--- Given data Enclosed Below ---
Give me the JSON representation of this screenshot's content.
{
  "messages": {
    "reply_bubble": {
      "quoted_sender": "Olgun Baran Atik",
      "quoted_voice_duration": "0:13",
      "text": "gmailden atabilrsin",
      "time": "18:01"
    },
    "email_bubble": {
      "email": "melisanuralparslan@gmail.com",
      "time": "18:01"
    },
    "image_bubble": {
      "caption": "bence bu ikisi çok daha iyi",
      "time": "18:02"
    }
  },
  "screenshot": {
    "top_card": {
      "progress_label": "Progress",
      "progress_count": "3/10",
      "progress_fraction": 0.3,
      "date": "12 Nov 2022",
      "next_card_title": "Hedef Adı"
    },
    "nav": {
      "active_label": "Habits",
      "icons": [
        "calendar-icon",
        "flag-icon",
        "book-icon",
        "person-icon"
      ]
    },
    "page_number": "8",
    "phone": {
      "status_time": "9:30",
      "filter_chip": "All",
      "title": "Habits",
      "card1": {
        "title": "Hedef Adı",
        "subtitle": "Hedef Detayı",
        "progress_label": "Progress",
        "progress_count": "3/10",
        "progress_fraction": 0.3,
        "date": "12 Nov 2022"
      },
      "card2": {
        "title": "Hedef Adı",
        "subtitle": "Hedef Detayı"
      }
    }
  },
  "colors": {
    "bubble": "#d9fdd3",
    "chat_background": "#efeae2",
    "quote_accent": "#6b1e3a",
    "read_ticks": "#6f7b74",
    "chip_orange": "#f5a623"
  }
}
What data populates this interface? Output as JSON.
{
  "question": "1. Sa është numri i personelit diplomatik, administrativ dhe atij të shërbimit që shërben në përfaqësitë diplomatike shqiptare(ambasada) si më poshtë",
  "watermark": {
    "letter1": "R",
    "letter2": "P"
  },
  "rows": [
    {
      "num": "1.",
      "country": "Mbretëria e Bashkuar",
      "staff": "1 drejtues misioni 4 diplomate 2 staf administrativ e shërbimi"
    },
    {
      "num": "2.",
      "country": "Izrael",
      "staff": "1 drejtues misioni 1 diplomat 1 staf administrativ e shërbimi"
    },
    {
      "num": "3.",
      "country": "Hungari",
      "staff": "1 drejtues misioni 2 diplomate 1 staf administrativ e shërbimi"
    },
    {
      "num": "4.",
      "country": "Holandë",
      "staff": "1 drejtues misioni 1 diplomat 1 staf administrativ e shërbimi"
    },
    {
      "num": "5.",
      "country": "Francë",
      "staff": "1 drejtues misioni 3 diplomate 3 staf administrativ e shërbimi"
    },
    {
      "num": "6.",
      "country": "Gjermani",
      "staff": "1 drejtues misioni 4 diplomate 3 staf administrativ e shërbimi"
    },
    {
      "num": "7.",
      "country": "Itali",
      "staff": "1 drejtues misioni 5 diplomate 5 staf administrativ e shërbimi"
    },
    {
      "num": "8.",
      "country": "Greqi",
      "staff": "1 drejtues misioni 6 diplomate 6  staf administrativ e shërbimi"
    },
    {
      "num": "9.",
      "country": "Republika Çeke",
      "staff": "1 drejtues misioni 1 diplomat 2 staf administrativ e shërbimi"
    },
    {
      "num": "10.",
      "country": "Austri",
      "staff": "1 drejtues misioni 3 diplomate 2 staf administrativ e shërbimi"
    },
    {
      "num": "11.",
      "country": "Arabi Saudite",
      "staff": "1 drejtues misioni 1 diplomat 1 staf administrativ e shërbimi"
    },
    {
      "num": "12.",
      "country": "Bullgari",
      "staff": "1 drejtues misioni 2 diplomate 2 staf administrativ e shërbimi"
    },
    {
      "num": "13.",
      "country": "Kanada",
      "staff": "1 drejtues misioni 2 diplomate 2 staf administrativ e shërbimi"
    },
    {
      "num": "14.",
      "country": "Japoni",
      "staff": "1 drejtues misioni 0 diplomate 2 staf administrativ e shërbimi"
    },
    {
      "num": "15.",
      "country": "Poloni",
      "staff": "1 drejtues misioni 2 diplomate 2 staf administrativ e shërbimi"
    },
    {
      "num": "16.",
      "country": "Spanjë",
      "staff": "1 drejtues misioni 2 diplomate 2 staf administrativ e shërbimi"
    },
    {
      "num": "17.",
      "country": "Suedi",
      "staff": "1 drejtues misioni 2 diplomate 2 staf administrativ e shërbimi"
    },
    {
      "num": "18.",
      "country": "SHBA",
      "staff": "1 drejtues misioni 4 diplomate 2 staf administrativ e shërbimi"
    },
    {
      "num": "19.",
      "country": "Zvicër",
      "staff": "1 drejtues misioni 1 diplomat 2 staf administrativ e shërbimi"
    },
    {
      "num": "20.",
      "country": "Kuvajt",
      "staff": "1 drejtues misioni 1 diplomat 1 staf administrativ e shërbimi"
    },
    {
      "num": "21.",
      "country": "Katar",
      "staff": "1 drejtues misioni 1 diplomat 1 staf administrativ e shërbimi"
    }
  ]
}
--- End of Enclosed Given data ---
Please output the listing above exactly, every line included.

Give me the JSON representation of this screenshot's content.
{
  "messages": {
    "reply_bubble": {
      "quoted_sender": "Olgun Baran Atik",
      "quoted_voice_duration": "0:13",
      "text": "gmailden atabilrsin",
      "time": "18:01"
    },
    "email_bubble": {
      "email": "melisanuralparslan@gmail.com",
      "time": "18:01"
    },
    "image_bubble": {
      "caption": "bence bu ikisi çok daha iyi",
      "time": "18:02"
    }
  },
  "screenshot": {
    "top_card": {
      "progress_label": "Progress",
      "progress_count": "3/10",
      "progress_fraction": 0.3,
      "date": "12 Nov 2022",
      "next_card_title": "Hedef Adı"
    },
    "nav": {
      "active_label": "Habits",
      "icons": [
        "calendar-icon",
        "flag-icon",
        "book-icon",
        "person-icon"
      ]
    },
    "page_number": "8",
    "phone": {
      "status_time": "9:30",
      "filter_chip": "All",
      "title": "Habits",
      "card1": {
        "title": "Hedef Adı",
        "subtitle": "Hedef Detayı",
        "progress_label": "Progress",
        "progress_count": "3/10",
        "progress_fraction": 0.3,
        "date": "12 Nov 2022"
      },
      "card2": {
        "title": "Hedef Adı",
        "subtitle": "Hedef Detayı"
      }
    }
  },
  "colors": {
    "bubble": "#d9fdd3",
    "chat_background": "#efeae2",
    "quote_accent": "#6b1e3a",
    "read_ticks": "#6f7b74",
    "chip_orange": "#f5a623"
  }
}
What data populates this interface? Output as JSON.
{
  "question": "1. Sa është numri i personelit diplomatik, administrativ dhe atij të shërbimit që shërben në përfaqësitë diplomatike shqiptare(ambasada) si më poshtë",
  "watermark": {
    "letter1": "R",
    "letter2": "P"
  },
  "rows": [
    {
      "num": "1.",
      "country": "Mbretëria e Bashkuar",
      "staff": "1 drejtues misioni 4 diplomate 2 staf administrativ e shërbimi"
    },
    {
      "num": "2.",
      "country": "Izrael",
      "staff": "1 drejtues misioni 1 diplomat 1 staf administrativ e shërbimi"
    },
    {
      "num": "3.",
      "country": "Hungari",
      "staff": "1 drejtues misioni 2 diplomate 1 staf administrativ e shërbimi"
    },
    {
      "num": "4.",
      "country": "Holandë",
      "staff": "1 drejtues misioni 1 diplomat 1 staf administrativ e shërbimi"
    },
    {
      "num": "5.",
      "country": "Francë",
      "staff": "1 drejtues misioni 3 diplomate 3 staf administrativ e shërbimi"
    },
    {
      "num": "6.",
      "country": "Gjermani",
      "staff": "1 drejtues misioni 4 diplomate 3 staf administrativ e shërbimi"
    },
    {
      "num": "7.",
      "country": "Itali",
      "staff": "1 drejtues misioni 5 diplomate 5 staf administrativ e shërbimi"
    },
    {
      "num": "8.",
      "country": "Greqi",
      "staff": "1 drejtues misioni 6 diplomate 6  staf administrativ e shërbimi"
    },
    {
      "num": "9.",
      "country": "Republika Çeke",
      "staff": "1 drejtues misioni 1 diplomat 2 staf administrativ e shërbimi"
    },
    {
      "num": "10.",
      "country": "Austri",
      "staff": "1 drejtues misioni 3 diplomate 2 staf administrativ e shërbimi"
    },
    {
      "num": "11.",
      "country": "Arabi Saudite",
      "staff": "1 drejtues misioni 1 diplomat 1 staf administrativ e shërbimi"
    },
    {
      "num": "12.",
      "country": "Bullgari",
      "staff": "1 drejtues misioni 2 diplomate 2 staf administrativ e shërbimi"
    },
    {
      "num": "13.",
      "country": "Kanada",
      "staff": "1 drejtues misioni 2 diplomate 2 staf administrativ e shërbimi"
    },
    {
      "num": "14.",
      "country": "Japoni",
      "staff": "1 drejtues misioni 0 diplomate 2 staf administrativ e shërbimi"
    },
    {
      "num": "15.",
      "country": "Poloni",
      "staff": "1 drejtues misioni 2 diplomate 2 staf administrativ e shërbimi"
    },
    {
      "num": "16.",
      "country": "Spanjë",
      "staff": "1 drejtues misioni 2 diplomate 2 staf administrativ e shërbimi"
    },
    {
      "num": "17.",
      "country": "Suedi",
      "staff": "1 drejtues misioni 2 diplomate 2 staf administrativ e shërbimi"
    },
    {
      "num": "18.",
      "country": "SHBA",
      "staff": "1 drejtues misioni 4 diplomate 2 staf administrativ e shërbimi"
    },
    {
      "num": "19.",
      "country": "Zvicër",
      "staff": "1 drejtues misioni 1 diplomat 2 staf administrativ e shërbimi"
    },
    {
      "num": "20.",
      "country": "Kuvajt",
      "staff": "1 drejtues misioni 1 diplomat 1 staf administrativ e shërbimi"
    },
    {
      "num": "21.",
      "country": "Katar",
      "staff": "1 drejtues misioni 1 diplomat 1 staf administrativ e shërbimi"
    }
  ]
}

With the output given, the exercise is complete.